Figure 2.  NAEP TUDA, Reading, 4th Grade, All students prepared by
Figure 2. NAEP TUDA, Reading, 4th Grade, All students prepared by

Mathematics is another story.  As Mr. Johnson puts it in his study, “all districts have been on the same boat continuously since 2003 in mathematics at the 4th grade level.  What means is that the variation shown in the graph is random, and not due to any special cause.

Figure 3. NAEP TUDA, Mathematics, 4th Grade, All Students prepared by
Figure 3. NAEP TUDA, Mathematics, 4th Grade, All Students prepared by

There is very little student improvement in reading or mathematics at the 4th grade level as shown in Figures 2 and 3.

As long as we continue to ignore the common causes of variation that exist in the system then we can expect very little to no improvement.

But as Mr. Johnson has said in other letters and reports, if fundamental questions about the purpose of schooling are not addressed and if we can not agree on these purposes, very little will change in the system.  In the two systems explored here, reading at the 4th grade and math at the fourth grade, we need to ask: What is purpose of teaching reading in the elementary school?  Why do we teach reading in the elementary school?  What is goal of teaching mathematics in the elementary school?  Why do we teach mathematics?

As Mr. Johnson has shown, why are these districts on the same boat for the teaching of mathematics?  How can we used systems theory to look at mathematics teaching as a system and answer questions about how to improve mathematics learning?  How can help students develop a love affair with mathematics?

Ed Johnson has examined a lot of data from the standpoint of systems thinking based in part of his work with Edward Deming, and other scholars in the field of systems thinking.

I highly recommend that you check his study which you can get access to as a PDF file here: NAEP TUDA 2002-2011 Views through a Deming Lens.

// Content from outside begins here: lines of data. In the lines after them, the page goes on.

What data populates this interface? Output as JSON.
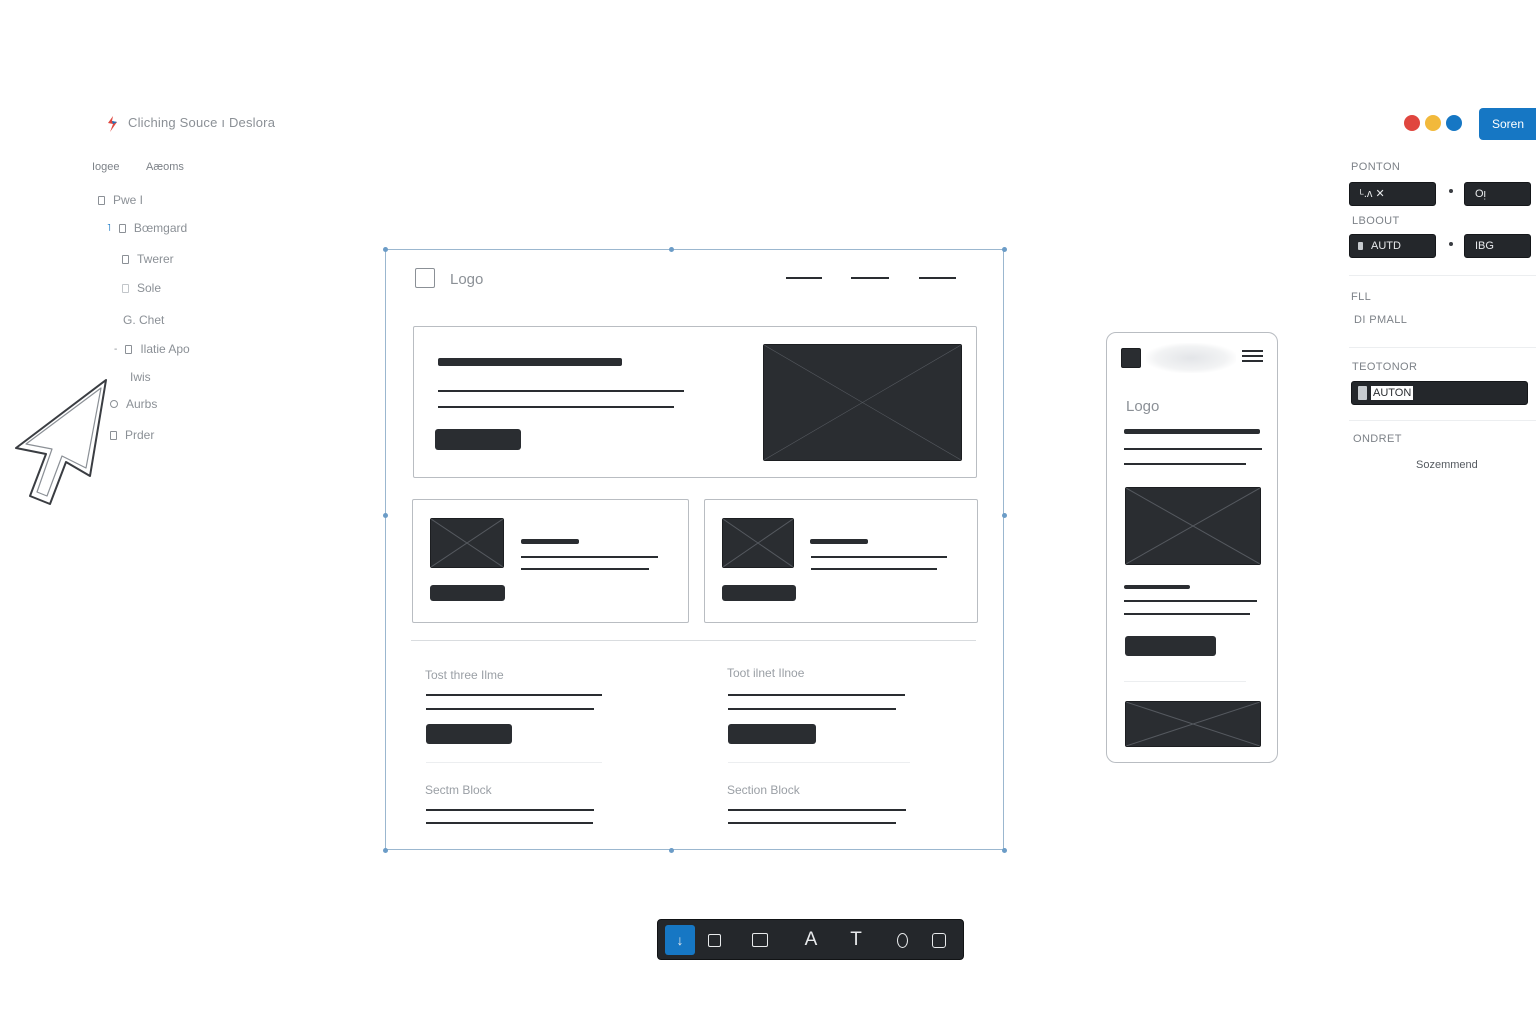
{
  "app": {
    "title": "Cliching Souce ı Deslora",
    "share_label": "Soren",
    "window_dots": [
      "#e0463f",
      "#f2b93b",
      "#1677c4"
    ]
  },
  "left_panel": {
    "tabs": [
      "Iogee",
      "Aæoms"
    ],
    "layers": [
      {
        "label": "Pwe I",
        "icon": "page-icon"
      },
      {
        "label": "Bœmgard",
        "icon": "frame-icon"
      },
      {
        "label": "Twerer",
        "icon": "frame-icon"
      },
      {
        "label": "Sole",
        "icon": "frame-icon"
      },
      {
        "label": "G. Chet",
        "icon": "text-icon"
      },
      {
        "label": "Ilatie Apo",
        "icon": "frame-icon"
      },
      {
        "label": "Iwis",
        "icon": "group-icon"
      },
      {
        "label": "Aurbs",
        "icon": "frame-icon"
      },
      {
        "label": "Prder",
        "icon": "frame-icon"
      }
    ]
  },
  "desktop_frame": {
    "logo": "Logo",
    "section_a": "Tost three Ilme",
    "section_b": "Toot ilnet Ilnoe",
    "block_a": "Sectm Block",
    "block_b": "Section Block"
  },
  "mobile_frame": {
    "logo": "Logo"
  },
  "right_panel": {
    "position_label": "PONTON",
    "position_x": "ᴸ.ᴧ ✕",
    "position_y": "Oᴉ",
    "layout_label": "LBOOUT",
    "layout_mode": "AUTD",
    "layout_value": "IBG",
    "fill_label": "FLL",
    "fill_value": "DI PMALL",
    "text_label": "TEOTONOR",
    "text_value": "AUTON",
    "order_label": "ONDRET",
    "order_value": "Sozemmend"
  },
  "toolbar": {
    "tools": [
      {
        "name": "move-tool",
        "glyph": "↓",
        "active": true
      },
      {
        "name": "frame-tool",
        "glyph": "",
        "active": false
      },
      {
        "name": "rectangle-tool",
        "glyph": "",
        "active": false
      },
      {
        "name": "pen-tool",
        "glyph": "A",
        "active": false
      },
      {
        "name": "text-tool",
        "glyph": "T",
        "active": false
      },
      {
        "name": "ellipse-tool",
        "glyph": "",
        "active": false
      },
      {
        "name": "shape-tool",
        "glyph": "",
        "active": false
      }
    ]
  }
}
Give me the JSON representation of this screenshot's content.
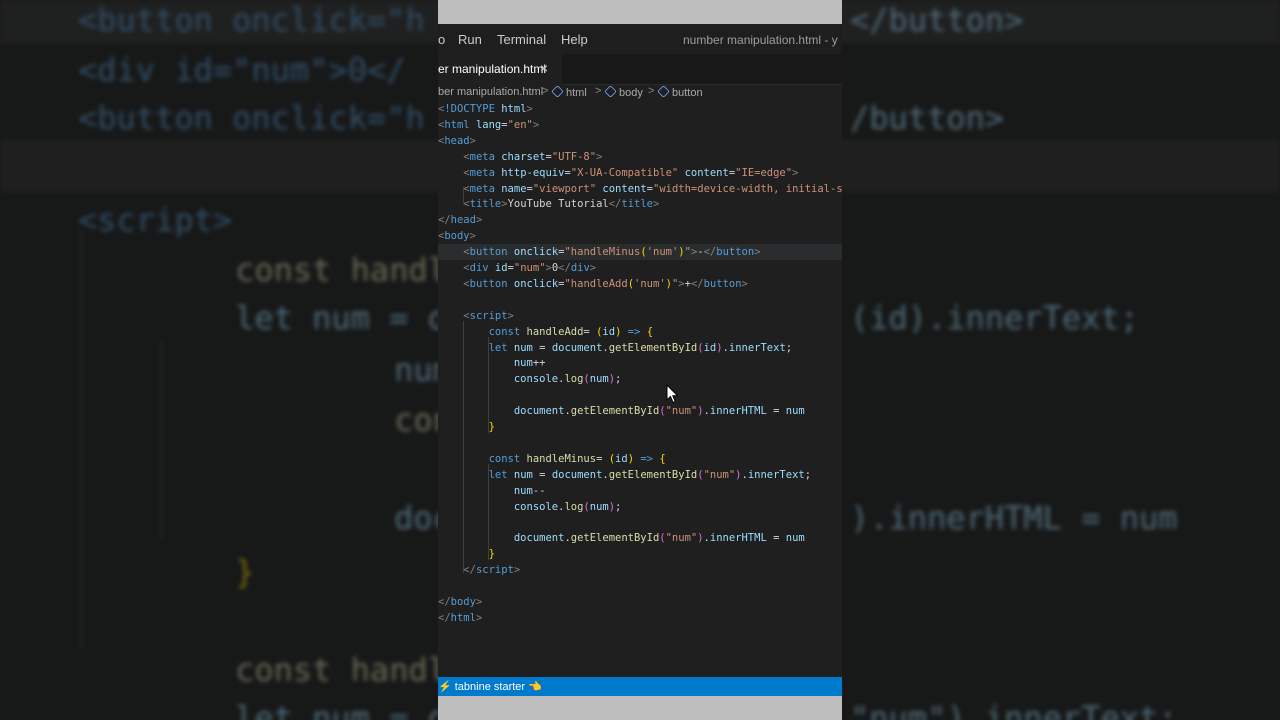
{
  "background": {
    "lines": [
      "<button onclick=\"h",
      "<div id=\"num\">0</",
      "<button onclick=\"h",
      "<script>",
      "    const handleAd",
      "    let num = docu",
      "        num++",
      "        console.lo",
      "        document.g",
      "    }",
      "    const handleMi",
      "    let num = docu"
    ],
    "right_lines": [
      "</button>",
      "/button>",
      "(id).innerText;",
      ").innerHTML = num",
      "\"num\").innerText;"
    ]
  },
  "menu": {
    "partial_item": "o",
    "items": [
      "Run",
      "Terminal",
      "Help"
    ],
    "window_title": "number manipulation.html - y"
  },
  "tab": {
    "label": "er manipulation.html",
    "close_glyph": "×"
  },
  "breadcrumb": {
    "file": "ber manipulation.html",
    "items": [
      "html",
      "body",
      "button"
    ],
    "separator": ">"
  },
  "code_lines": [
    [
      [
        "t-br",
        "<"
      ],
      [
        "t-tag",
        "!DOCTYPE "
      ],
      [
        "t-attr",
        "html"
      ],
      [
        "t-br",
        ">"
      ]
    ],
    [
      [
        "t-br",
        "<"
      ],
      [
        "t-tag",
        "html "
      ],
      [
        "t-attr",
        "lang"
      ],
      [
        "t-txt",
        "="
      ],
      [
        "t-str",
        "\"en\""
      ],
      [
        "t-br",
        ">"
      ]
    ],
    [
      [
        "t-br",
        "<"
      ],
      [
        "t-tag",
        "head"
      ],
      [
        "t-br",
        ">"
      ]
    ],
    [
      [
        "t-txt",
        "    "
      ],
      [
        "t-br",
        "<"
      ],
      [
        "t-tag",
        "meta "
      ],
      [
        "t-attr",
        "charset"
      ],
      [
        "t-txt",
        "="
      ],
      [
        "t-str",
        "\"UTF-8\""
      ],
      [
        "t-br",
        ">"
      ]
    ],
    [
      [
        "t-txt",
        "    "
      ],
      [
        "t-br",
        "<"
      ],
      [
        "t-tag",
        "meta "
      ],
      [
        "t-attr",
        "http-equiv"
      ],
      [
        "t-txt",
        "="
      ],
      [
        "t-str",
        "\"X-UA-Compatible\""
      ],
      [
        "t-txt",
        " "
      ],
      [
        "t-attr",
        "content"
      ],
      [
        "t-txt",
        "="
      ],
      [
        "t-str",
        "\"IE=edge\""
      ],
      [
        "t-br",
        ">"
      ]
    ],
    [
      [
        "t-txt",
        "    "
      ],
      [
        "t-br",
        "<"
      ],
      [
        "t-tag",
        "meta "
      ],
      [
        "t-attr",
        "name"
      ],
      [
        "t-txt",
        "="
      ],
      [
        "t-str",
        "\"viewport\""
      ],
      [
        "t-txt",
        " "
      ],
      [
        "t-attr",
        "content"
      ],
      [
        "t-txt",
        "="
      ],
      [
        "t-str",
        "\"width=device-width, initial-s"
      ]
    ],
    [
      [
        "t-txt",
        "    "
      ],
      [
        "t-br",
        "<"
      ],
      [
        "t-tag",
        "title"
      ],
      [
        "t-br",
        ">"
      ],
      [
        "t-txt",
        "YouTube Tutorial"
      ],
      [
        "t-br",
        "</"
      ],
      [
        "t-tag",
        "title"
      ],
      [
        "t-br",
        ">"
      ]
    ],
    [
      [
        "t-br",
        "</"
      ],
      [
        "t-tag",
        "head"
      ],
      [
        "t-br",
        ">"
      ]
    ],
    [
      [
        "t-br",
        "<"
      ],
      [
        "t-tag",
        "body"
      ],
      [
        "t-br",
        ">"
      ]
    ],
    [
      [
        "t-txt",
        "    "
      ],
      [
        "t-br",
        "<"
      ],
      [
        "t-tag",
        "button "
      ],
      [
        "t-attr",
        "onclick"
      ],
      [
        "t-txt",
        "="
      ],
      [
        "t-str",
        "\"handleMinus"
      ],
      [
        "t-br1",
        "("
      ],
      [
        "t-str",
        "'num'"
      ],
      [
        "t-br1",
        ")"
      ],
      [
        "t-str",
        "\""
      ],
      [
        "t-br",
        ">"
      ],
      [
        "t-txt",
        "-"
      ],
      [
        "t-br",
        "</"
      ],
      [
        "t-tag",
        "button"
      ],
      [
        "t-br",
        ">"
      ]
    ],
    [
      [
        "t-txt",
        "    "
      ],
      [
        "t-br",
        "<"
      ],
      [
        "t-tag",
        "div "
      ],
      [
        "t-attr",
        "id"
      ],
      [
        "t-txt",
        "="
      ],
      [
        "t-str",
        "\"num\""
      ],
      [
        "t-br",
        ">"
      ],
      [
        "t-txt",
        "0"
      ],
      [
        "t-br",
        "</"
      ],
      [
        "t-tag",
        "div"
      ],
      [
        "t-br",
        ">"
      ]
    ],
    [
      [
        "t-txt",
        "    "
      ],
      [
        "t-br",
        "<"
      ],
      [
        "t-tag",
        "button "
      ],
      [
        "t-attr",
        "onclick"
      ],
      [
        "t-txt",
        "="
      ],
      [
        "t-str",
        "\"handleAdd"
      ],
      [
        "t-br1",
        "("
      ],
      [
        "t-str",
        "'num'"
      ],
      [
        "t-br1",
        ")"
      ],
      [
        "t-str",
        "\""
      ],
      [
        "t-br",
        ">"
      ],
      [
        "t-txt",
        "+"
      ],
      [
        "t-br",
        "</"
      ],
      [
        "t-tag",
        "button"
      ],
      [
        "t-br",
        ">"
      ]
    ],
    [],
    [
      [
        "t-txt",
        "    "
      ],
      [
        "t-br",
        "<"
      ],
      [
        "t-tag",
        "script"
      ],
      [
        "t-br",
        ">"
      ]
    ],
    [
      [
        "t-txt",
        "        "
      ],
      [
        "t-kw",
        "const "
      ],
      [
        "t-fn",
        "handleAdd"
      ],
      [
        "t-txt",
        "= "
      ],
      [
        "t-br1",
        "("
      ],
      [
        "t-var",
        "id"
      ],
      [
        "t-br1",
        ")"
      ],
      [
        "t-txt",
        " "
      ],
      [
        "t-kw",
        "=>"
      ],
      [
        "t-txt",
        " "
      ],
      [
        "t-br1",
        "{"
      ]
    ],
    [
      [
        "t-txt",
        "        "
      ],
      [
        "t-kw",
        "let "
      ],
      [
        "t-var",
        "num"
      ],
      [
        "t-txt",
        " = "
      ],
      [
        "t-var",
        "document"
      ],
      [
        "t-txt",
        "."
      ],
      [
        "t-fn",
        "getElementById"
      ],
      [
        "t-br2",
        "("
      ],
      [
        "t-var",
        "id"
      ],
      [
        "t-br2",
        ")"
      ],
      [
        "t-txt",
        "."
      ],
      [
        "t-var",
        "innerText"
      ],
      [
        "t-txt",
        ";"
      ]
    ],
    [
      [
        "t-txt",
        "            "
      ],
      [
        "t-var",
        "num"
      ],
      [
        "t-txt",
        "++"
      ]
    ],
    [
      [
        "t-txt",
        "            "
      ],
      [
        "t-var",
        "console"
      ],
      [
        "t-txt",
        "."
      ],
      [
        "t-fn",
        "log"
      ],
      [
        "t-br2",
        "("
      ],
      [
        "t-var",
        "num"
      ],
      [
        "t-br2",
        ")"
      ],
      [
        "t-txt",
        ";"
      ]
    ],
    [],
    [
      [
        "t-txt",
        "            "
      ],
      [
        "t-var",
        "document"
      ],
      [
        "t-txt",
        "."
      ],
      [
        "t-fn",
        "getElementById"
      ],
      [
        "t-br2",
        "("
      ],
      [
        "t-str",
        "\"num\""
      ],
      [
        "t-br2",
        ")"
      ],
      [
        "t-txt",
        "."
      ],
      [
        "t-var",
        "innerHTML"
      ],
      [
        "t-txt",
        " = "
      ],
      [
        "t-var",
        "num"
      ]
    ],
    [
      [
        "t-txt",
        "        "
      ],
      [
        "t-br1",
        "}"
      ]
    ],
    [],
    [
      [
        "t-txt",
        "        "
      ],
      [
        "t-kw",
        "const "
      ],
      [
        "t-fn",
        "handleMinus"
      ],
      [
        "t-txt",
        "= "
      ],
      [
        "t-br1",
        "("
      ],
      [
        "t-var",
        "id"
      ],
      [
        "t-br1",
        ")"
      ],
      [
        "t-txt",
        " "
      ],
      [
        "t-kw",
        "=>"
      ],
      [
        "t-txt",
        " "
      ],
      [
        "t-br1",
        "{"
      ]
    ],
    [
      [
        "t-txt",
        "        "
      ],
      [
        "t-kw",
        "let "
      ],
      [
        "t-var",
        "num"
      ],
      [
        "t-txt",
        " = "
      ],
      [
        "t-var",
        "document"
      ],
      [
        "t-txt",
        "."
      ],
      [
        "t-fn",
        "getElementById"
      ],
      [
        "t-br2",
        "("
      ],
      [
        "t-str",
        "\"num\""
      ],
      [
        "t-br2",
        ")"
      ],
      [
        "t-txt",
        "."
      ],
      [
        "t-var",
        "innerText"
      ],
      [
        "t-txt",
        ";"
      ]
    ],
    [
      [
        "t-txt",
        "            "
      ],
      [
        "t-var",
        "num"
      ],
      [
        "t-txt",
        "--"
      ]
    ],
    [
      [
        "t-txt",
        "            "
      ],
      [
        "t-var",
        "console"
      ],
      [
        "t-txt",
        "."
      ],
      [
        "t-fn",
        "log"
      ],
      [
        "t-br2",
        "("
      ],
      [
        "t-var",
        "num"
      ],
      [
        "t-br2",
        ")"
      ],
      [
        "t-txt",
        ";"
      ]
    ],
    [],
    [
      [
        "t-txt",
        "            "
      ],
      [
        "t-var",
        "document"
      ],
      [
        "t-txt",
        "."
      ],
      [
        "t-fn",
        "getElementById"
      ],
      [
        "t-br2",
        "("
      ],
      [
        "t-str",
        "\"num\""
      ],
      [
        "t-br2",
        ")"
      ],
      [
        "t-txt",
        "."
      ],
      [
        "t-var",
        "innerHTML"
      ],
      [
        "t-txt",
        " = "
      ],
      [
        "t-var",
        "num"
      ]
    ],
    [
      [
        "t-txt",
        "        "
      ],
      [
        "t-br1",
        "}"
      ]
    ],
    [
      [
        "t-txt",
        "    "
      ],
      [
        "t-br",
        "</"
      ],
      [
        "t-tag",
        "script"
      ],
      [
        "t-br",
        ">"
      ]
    ],
    [],
    [
      [
        "t-br",
        "</"
      ],
      [
        "t-tag",
        "body"
      ],
      [
        "t-br",
        ">"
      ]
    ],
    [
      [
        "t-br",
        "</"
      ],
      [
        "t-tag",
        "html"
      ],
      [
        "t-br",
        ">"
      ]
    ]
  ],
  "highlighted_line": 9,
  "statusbar": {
    "text": "⚡ tabnine starter 👈"
  },
  "colors": {
    "accent": "#007acc",
    "editor_bg": "#1f1f1f",
    "line_highlight": "#2a2d2e"
  }
}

In the days ahead, I’ll revisit Mr. Johnson’s study, and report on his analysis of the “performance gap” variation that he has depicted as a series of images as shown in Figures 2 and 3.  I’ll also explore systems thinking and school in more detail.